Its flagship asset has been the MeyGen project in the Pentland Firth offshore, Scotland, which it said was the world’s largest tidal stream array. When we wrote about Atlantis in November 2017 the so-called 6MW capacity pilot of MeyGen was just coming into production, with the claim that there was 392MW of further development capacity from the seabed lease possible. The existing array subsequently exported over 8GWh (gigawatt hours) of energy to the national grid from its four turbines by the end of July 2018.
MeyGen IA, as the 6MW pilot was called, had been funded by the EU and Scotland’s Renewable Energy Investment Fund (REIF). Some of the EU’s support of Euros 20.3million (£17m was used, with the rest in the kitty for expansion. Buoyed by this, the company’s management started to think that it could move quickly to realise the full 392MW potential of the Pentland Firth.
This would require big money, much bigger than Atlantis’s EU donated war-chest held. Nevertheless, Atlantis went for it and applied to the Department for Business, Energy and Industrial Strategy (BEIS), for a Contract for Difference (CfD).
This is the instrument the BEIS uses to support. less established renewable technologies and is ultimately paid for by the consumers.
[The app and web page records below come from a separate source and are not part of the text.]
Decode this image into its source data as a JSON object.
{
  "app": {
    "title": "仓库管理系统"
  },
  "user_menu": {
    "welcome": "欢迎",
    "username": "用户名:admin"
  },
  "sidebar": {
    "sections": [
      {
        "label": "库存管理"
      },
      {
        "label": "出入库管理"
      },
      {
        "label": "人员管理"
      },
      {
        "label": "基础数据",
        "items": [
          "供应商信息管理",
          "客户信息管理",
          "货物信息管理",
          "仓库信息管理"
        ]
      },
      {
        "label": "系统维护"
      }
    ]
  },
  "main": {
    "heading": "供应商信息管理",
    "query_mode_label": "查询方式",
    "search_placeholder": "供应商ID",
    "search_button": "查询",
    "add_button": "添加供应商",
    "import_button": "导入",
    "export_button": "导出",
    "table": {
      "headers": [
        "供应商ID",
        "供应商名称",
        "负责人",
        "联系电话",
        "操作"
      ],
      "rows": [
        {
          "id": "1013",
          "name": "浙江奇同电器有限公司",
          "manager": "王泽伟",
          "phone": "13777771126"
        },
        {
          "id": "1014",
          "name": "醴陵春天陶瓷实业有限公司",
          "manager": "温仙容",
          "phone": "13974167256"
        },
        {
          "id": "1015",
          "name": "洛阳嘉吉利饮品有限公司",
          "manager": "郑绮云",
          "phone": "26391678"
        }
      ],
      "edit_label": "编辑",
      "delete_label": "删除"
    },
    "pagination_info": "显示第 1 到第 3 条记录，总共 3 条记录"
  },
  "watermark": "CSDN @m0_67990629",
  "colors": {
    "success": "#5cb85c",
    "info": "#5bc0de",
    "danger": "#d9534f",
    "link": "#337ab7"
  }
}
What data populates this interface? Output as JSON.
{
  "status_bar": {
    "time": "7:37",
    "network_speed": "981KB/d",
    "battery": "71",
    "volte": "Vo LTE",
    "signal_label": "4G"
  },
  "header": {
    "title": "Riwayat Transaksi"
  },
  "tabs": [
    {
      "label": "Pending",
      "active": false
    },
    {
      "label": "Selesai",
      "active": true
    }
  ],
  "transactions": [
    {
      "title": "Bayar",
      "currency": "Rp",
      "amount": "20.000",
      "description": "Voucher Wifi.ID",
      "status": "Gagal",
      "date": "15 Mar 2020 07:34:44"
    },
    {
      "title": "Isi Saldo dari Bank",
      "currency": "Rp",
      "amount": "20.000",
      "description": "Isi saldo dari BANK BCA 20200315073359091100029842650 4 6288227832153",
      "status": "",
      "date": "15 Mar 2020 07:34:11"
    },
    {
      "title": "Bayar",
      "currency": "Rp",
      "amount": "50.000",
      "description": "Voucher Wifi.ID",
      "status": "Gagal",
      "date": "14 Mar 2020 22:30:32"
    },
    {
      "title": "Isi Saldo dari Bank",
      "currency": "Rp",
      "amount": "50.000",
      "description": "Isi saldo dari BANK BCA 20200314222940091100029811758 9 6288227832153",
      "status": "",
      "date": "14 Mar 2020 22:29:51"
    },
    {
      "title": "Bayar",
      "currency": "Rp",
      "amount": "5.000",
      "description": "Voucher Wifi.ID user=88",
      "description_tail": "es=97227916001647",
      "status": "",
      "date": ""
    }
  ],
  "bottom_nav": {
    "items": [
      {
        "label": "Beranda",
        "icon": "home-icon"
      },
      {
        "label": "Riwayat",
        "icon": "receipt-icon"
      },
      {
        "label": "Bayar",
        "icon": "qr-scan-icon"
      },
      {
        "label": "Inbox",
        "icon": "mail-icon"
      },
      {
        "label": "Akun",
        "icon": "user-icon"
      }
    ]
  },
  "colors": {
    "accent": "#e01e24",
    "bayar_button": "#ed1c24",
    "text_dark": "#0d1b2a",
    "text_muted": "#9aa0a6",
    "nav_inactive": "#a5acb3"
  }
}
At one CfD auction there was great surprise when a company was awarded a CfDs for £57.5 per MWh for an offshore wind farm.
Atlantis’s application for a CfD was £300 per MWh and, not surprisingly, was unsuccessful. Having been rebuffed in this way Atlantis looked around for ways to diversify. In May 2018 the board of Atlantis approved the acquisition of SIMEC Uskmouth Power (SUP), a 220MW power plant in Wales, from SIMEC Energy. As part of the deal SIMEC Energy, a division of GFG Alliance, would become the largest shareholder in the company and its name was to change to SIMEC Atlantis Energy (SAE).
GFG Alliance is a London headquartered international conglomerate. It combines energy generation, metal manufacturing and financial services. It has total revenues of US$13 billion a year and net assets of around US$3.1bn, the company is owned by the Gupta family.
SAE’s plan is to convert the power plant to a facility that uses end-of-waste pellets instead of coal at a cost of £200m. The energy pellets are to be derived from a mixture of biogenic material and plastics that cannot be recycled and are typically sent to landfill.
The interim results for the six months ended 30 June 2018 said: “The company is on track to have first power generation from the converted plant in in 2020 which will immediately deliver meaningful operational cashflows”.
The consolidated group’s cash position at 30 June 2018 was £22.8m (2017: £5.6m) including £3.1m held at MeyGen. Revenue was £1.3m in the period (2017: nil) driven by MeyGen operations. The group loss for the period was £9.1m (2017: £3.2m). The group total equity at 30 June 2018 was £134m (2017 £60.2m) an increase of over £74m as a result of the acquisition of and the May 2018 £20m equity fundraising.
.Macquarie Research in a broker’s note in July 2018, commenting on SAE and the SUP takeover forecast the plant would generate an EBITDA (earnings before taxation, depreciation and amortisation) of £51m in its first full year of operation in 2021. And, on this basis Macquarie broker valued it at 42 pence a share, or £152m, based on a a discount rate 13 per cent. This made up the bulk of its target price which was set at 55p a share.